summarizes tasks to be accomplished/ who is responsible for what on a project. Simplest form: chart listing all project activities and participants responsible for each activity

Scope Creep

tendency for project scope to expand over time, adding aspects of a project that were not in the original plan/charter

Scope Statement

: defines project objective, deliverables, milestones, technical requirements, limits and exclusions (of scope), and review of customer (internal or external)- getting what she wanted

WBS Dictionary

appendix of terms in a WBS

Work Breakdown Structure

Work of the project is subdivided into smaller and smaller work elements. Helps assure project managers that product and work elements are identified, integrate project with current organization, and establish basis for control

Work Package

Lowest level of WBS. Short direction tasks that have a definite start and stop point, consume resources, and represent cost. Example:
1. Defines work (what)
2. Identifies time to complete a work package (how long)
3. Identifies a time-phased budget to complete a work package (cost)
4. Identifies resources needed to complete a work package (how much)
5. Identifies a single person responsible for units of work (who)
6. Identifies monitoring points for measuring progress (how well)

Implementation Gap

refers to the lack of understanding and consensus of organization strategy among top and middle-level managers. Because clear linkages do not exist, the organization environment becomes dysfunctional, confused, and ripe for ineffective implementation of organization strategy and, thus, of projects.

Net Present Value
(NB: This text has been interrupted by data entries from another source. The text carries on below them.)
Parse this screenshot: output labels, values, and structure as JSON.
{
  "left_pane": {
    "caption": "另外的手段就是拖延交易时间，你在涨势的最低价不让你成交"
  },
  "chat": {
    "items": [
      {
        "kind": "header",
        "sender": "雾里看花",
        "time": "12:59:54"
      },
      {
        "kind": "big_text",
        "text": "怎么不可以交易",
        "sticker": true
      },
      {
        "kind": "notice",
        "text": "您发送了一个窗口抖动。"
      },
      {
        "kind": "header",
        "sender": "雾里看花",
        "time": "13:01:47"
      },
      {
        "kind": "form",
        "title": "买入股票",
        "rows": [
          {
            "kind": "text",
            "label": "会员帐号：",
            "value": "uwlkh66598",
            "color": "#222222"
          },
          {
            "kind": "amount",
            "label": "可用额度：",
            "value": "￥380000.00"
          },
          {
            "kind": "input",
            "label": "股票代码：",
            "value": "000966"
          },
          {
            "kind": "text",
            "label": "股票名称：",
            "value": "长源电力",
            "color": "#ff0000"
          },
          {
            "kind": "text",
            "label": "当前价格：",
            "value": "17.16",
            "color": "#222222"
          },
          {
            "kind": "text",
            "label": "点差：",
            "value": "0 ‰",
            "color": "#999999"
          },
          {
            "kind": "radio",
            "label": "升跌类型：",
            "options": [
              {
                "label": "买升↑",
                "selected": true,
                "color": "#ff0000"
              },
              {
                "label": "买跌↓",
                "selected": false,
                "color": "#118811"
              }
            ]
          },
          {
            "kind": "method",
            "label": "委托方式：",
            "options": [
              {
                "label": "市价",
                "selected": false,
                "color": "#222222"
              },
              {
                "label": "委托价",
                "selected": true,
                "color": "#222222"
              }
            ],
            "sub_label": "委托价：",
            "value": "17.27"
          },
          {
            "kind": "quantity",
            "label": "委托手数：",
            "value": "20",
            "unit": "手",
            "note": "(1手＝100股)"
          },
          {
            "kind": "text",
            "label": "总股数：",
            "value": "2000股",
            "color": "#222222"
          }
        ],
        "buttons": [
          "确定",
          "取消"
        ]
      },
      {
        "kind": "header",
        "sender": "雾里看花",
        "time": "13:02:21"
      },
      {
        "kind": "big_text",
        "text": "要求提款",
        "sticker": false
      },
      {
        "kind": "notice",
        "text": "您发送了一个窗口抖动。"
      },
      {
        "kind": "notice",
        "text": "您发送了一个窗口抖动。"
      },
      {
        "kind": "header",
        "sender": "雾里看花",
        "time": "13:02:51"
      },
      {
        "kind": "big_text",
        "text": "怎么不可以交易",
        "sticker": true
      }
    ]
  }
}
: The Net present value model uses management’s minimum desired rate-of-return (discount rate, for example, 20 percent) to compute the present value of all net cash inflows. (Therefore higher NPVs are desirable)

Organization Politics

politics that exist in every organization that can have a significant influence on which projects receive funding and have high priority. This is especially true when the criteria and process for selecting projects are ill-defined and not aligned with the mission of the firm. (Example: are they laid-back and let managers do what they see fit? Are breakout project groups acceptable? Is it a competitive environment?)

Payback

the payback model is financial criteria used to evaluate projects. It measures the time it will take to recover the project investment. Shorter paybacks are more desirable. Payback is the simplest and most widely used model

Priority System

ranking system for relatively contribute/value of each project. having this in place can help reduce issues like implementation gap, lack of resources, sacred cows, etc because then the most important projects are prioritized before the less important ones.

Priority Team

Project proposals are then submitted to a project priority team or project office. Each project proposal is then evaluated by its relative contribution/value added to the selected criteria. Values of 0 to a high 10 are assigned to each criterion for each project.

Project Portfolio

A set of project proposals, projects, programs, sub-portfolios and operations managed together to achieve an organisation's strategic objectives.

Project Sponsor

typically high-ranking managers who endorse and lend political support for the completion of a specific project. They are instrumental in winning approval of the project and in protecting the project during the critical development stage.

Sacred Cow

a project that a powerful, high-ranking official is advocating. Insufficient demand to warrant the financing of this new project, yet they are kept around to keep a high-ranking person happy

Strategic Management

the process of assessing ‘what we are’ and deciding and implementing ‘what we intend to be and how we are going to get there.’ Strategy describes how an organization intends to compete with the resources available in the existing and perceived future environment.